[Excerpts from an interface dataset]
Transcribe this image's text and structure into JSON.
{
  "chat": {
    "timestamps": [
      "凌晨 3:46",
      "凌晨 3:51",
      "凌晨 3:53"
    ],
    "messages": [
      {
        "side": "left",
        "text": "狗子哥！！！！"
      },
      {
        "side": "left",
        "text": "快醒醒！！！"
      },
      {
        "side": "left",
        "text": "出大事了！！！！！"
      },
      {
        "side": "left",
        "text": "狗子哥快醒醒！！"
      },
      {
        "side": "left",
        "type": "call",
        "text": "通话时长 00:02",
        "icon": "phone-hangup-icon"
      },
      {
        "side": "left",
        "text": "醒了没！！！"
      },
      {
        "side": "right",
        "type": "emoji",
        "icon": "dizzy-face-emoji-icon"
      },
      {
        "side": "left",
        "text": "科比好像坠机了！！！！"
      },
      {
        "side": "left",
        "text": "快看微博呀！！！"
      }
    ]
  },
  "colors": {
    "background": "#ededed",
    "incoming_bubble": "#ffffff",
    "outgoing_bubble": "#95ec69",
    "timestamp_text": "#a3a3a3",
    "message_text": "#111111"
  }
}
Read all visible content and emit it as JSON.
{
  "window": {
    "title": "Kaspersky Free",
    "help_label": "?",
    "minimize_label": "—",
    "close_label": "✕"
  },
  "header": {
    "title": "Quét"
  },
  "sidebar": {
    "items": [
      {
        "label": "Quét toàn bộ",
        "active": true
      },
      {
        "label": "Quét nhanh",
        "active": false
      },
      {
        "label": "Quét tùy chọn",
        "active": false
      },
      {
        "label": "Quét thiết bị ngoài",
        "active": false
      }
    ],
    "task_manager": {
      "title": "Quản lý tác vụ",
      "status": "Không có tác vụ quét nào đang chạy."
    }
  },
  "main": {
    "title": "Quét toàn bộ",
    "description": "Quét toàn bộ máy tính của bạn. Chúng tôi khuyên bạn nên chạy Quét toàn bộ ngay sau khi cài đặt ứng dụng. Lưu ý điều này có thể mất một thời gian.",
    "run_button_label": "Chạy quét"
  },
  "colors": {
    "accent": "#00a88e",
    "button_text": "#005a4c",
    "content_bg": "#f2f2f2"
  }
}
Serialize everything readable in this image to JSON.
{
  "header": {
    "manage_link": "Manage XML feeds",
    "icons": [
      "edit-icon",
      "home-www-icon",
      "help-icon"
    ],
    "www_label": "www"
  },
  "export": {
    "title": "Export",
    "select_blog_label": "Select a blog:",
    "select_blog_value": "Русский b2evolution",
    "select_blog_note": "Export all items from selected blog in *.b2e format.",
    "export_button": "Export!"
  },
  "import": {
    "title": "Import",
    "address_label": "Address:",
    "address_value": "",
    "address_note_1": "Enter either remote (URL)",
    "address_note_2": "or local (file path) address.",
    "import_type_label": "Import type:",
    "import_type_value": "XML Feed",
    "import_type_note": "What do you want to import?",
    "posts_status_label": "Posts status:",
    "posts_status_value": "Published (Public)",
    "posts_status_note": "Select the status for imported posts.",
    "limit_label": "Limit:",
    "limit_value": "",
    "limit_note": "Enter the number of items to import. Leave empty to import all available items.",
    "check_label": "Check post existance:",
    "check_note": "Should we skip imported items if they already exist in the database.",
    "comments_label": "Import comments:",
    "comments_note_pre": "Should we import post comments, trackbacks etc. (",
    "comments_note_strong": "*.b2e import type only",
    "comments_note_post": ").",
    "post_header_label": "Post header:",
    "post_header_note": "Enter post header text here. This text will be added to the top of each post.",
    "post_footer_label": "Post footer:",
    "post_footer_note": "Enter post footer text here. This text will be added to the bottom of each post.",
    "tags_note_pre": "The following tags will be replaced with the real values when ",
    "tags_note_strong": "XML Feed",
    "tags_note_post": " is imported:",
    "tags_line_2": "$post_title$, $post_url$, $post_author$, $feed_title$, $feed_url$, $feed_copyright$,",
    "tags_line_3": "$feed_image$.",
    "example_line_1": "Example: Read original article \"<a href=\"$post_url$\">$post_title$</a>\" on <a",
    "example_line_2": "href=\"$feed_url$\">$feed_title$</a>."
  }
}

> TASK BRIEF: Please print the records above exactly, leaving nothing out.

> WRITTEN REPLY:
Transcribe this image's text and structure into JSON.
{
  "chat": {
    "timestamps": [
      "凌晨 3:46",
      "凌晨 3:51",
      "凌晨 3:53"
    ],
    "messages": [
      {
        "side": "left",
        "text": "狗子哥！！！！"
      },
      {
        "side": "left",
        "text": "快醒醒！！！"
      },
      {
        "side": "left",
        "text": "出大事了！！！！！"
      },
      {
        "side": "left",
        "text": "狗子哥快醒醒！！"
      },
      {
        "side": "left",
        "type": "call",
        "text": "通话时长 00:02",
        "icon": "phone-hangup-icon"
      },
      {
        "side": "left",
        "text": "醒了没！！！"
      },
      {
        "side": "right",
        "type": "emoji",
        "icon": "dizzy-face-emoji-icon"
      },
      {
        "side": "left",
        "text": "科比好像坠机了！！！！"
      },
      {
        "side": "left",
        "text": "快看微博呀！！！"
      }
    ]
  },
  "colors": {
    "background": "#ededed",
    "incoming_bubble": "#ffffff",
    "outgoing_bubble": "#95ec69",
    "timestamp_text": "#a3a3a3",
    "message_text": "#111111"
  }
}
Read all visible content and emit it as JSON.
{
  "window": {
    "title": "Kaspersky Free",
    "help_label": "?",
    "minimize_label": "—",
    "close_label": "✕"
  },
  "header": {
    "title": "Quét"
  },
  "sidebar": {
    "items": [
      {
        "label": "Quét toàn bộ",
        "active": true
      },
      {
        "label": "Quét nhanh",
        "active": false
      },
      {
        "label": "Quét tùy chọn",
        "active": false
      },
      {
        "label": "Quét thiết bị ngoài",
        "active": false
      }
    ],
    "task_manager": {
      "title": "Quản lý tác vụ",
      "status": "Không có tác vụ quét nào đang chạy."
    }
  },
  "main": {
    "title": "Quét toàn bộ",
    "description": "Quét toàn bộ máy tính của bạn. Chúng tôi khuyên bạn nên chạy Quét toàn bộ ngay sau khi cài đặt ứng dụng. Lưu ý điều này có thể mất một thời gian.",
    "run_button_label": "Chạy quét"
  },
  "colors": {
    "accent": "#00a88e",
    "button_text": "#005a4c",
    "content_bg": "#f2f2f2"
  }
}
Serialize everything readable in this image to JSON.
{
  "header": {
    "manage_link": "Manage XML feeds",
    "icons": [
      "edit-icon",
      "home-www-icon",
      "help-icon"
    ],
    "www_label": "www"
  },
  "export": {
    "title": "Export",
    "select_blog_label": "Select a blog:",
    "select_blog_value": "Русский b2evolution",
    "select_blog_note": "Export all items from selected blog in *.b2e format.",
    "export_button": "Export!"
  },
  "import": {
    "title": "Import",
    "address_label": "Address:",
    "address_value": "",
    "address_note_1": "Enter either remote (URL)",
    "address_note_2": "or local (file path) address.",
    "import_type_label": "Import type:",
    "import_type_value": "XML Feed",
    "import_type_note": "What do you want to import?",
    "posts_status_label": "Posts status:",
    "posts_status_value": "Published (Public)",
    "posts_status_note": "Select the status for imported posts.",
    "limit_label": "Limit:",
    "limit_value": "",
    "limit_note": "Enter the number of items to import. Leave empty to import all available items.",
    "check_label": "Check post existance:",
    "check_note": "Should we skip imported items if they already exist in the database.",
    "comments_label": "Import comments:",
    "comments_note_pre": "Should we import post comments, trackbacks etc. (",
    "comments_note_strong": "*.b2e import type only",
    "comments_note_post": ").",
    "post_header_label": "Post header:",
    "post_header_note": "Enter post header text here. This text will be added to the top of each post.",
    "post_footer_label": "Post footer:",
    "post_footer_note": "Enter post footer text here. This text will be added to the bottom of each post.",
    "tags_note_pre": "The following tags will be replaced with the real values when ",
    "tags_note_strong": "XML Feed",
    "tags_note_post": " is imported:",
    "tags_line_2": "$post_title$, $post_url$, $post_author$, $feed_title$, $feed_url$, $feed_copyright$,",
    "tags_line_3": "$feed_image$.",
    "example_line_1": "Example: Read original article \"<a href=\"$post_url$\">$post_title$</a>\" on <a",
    "example_line_2": "href=\"$feed_url$\">$feed_title$</a>."
  }
}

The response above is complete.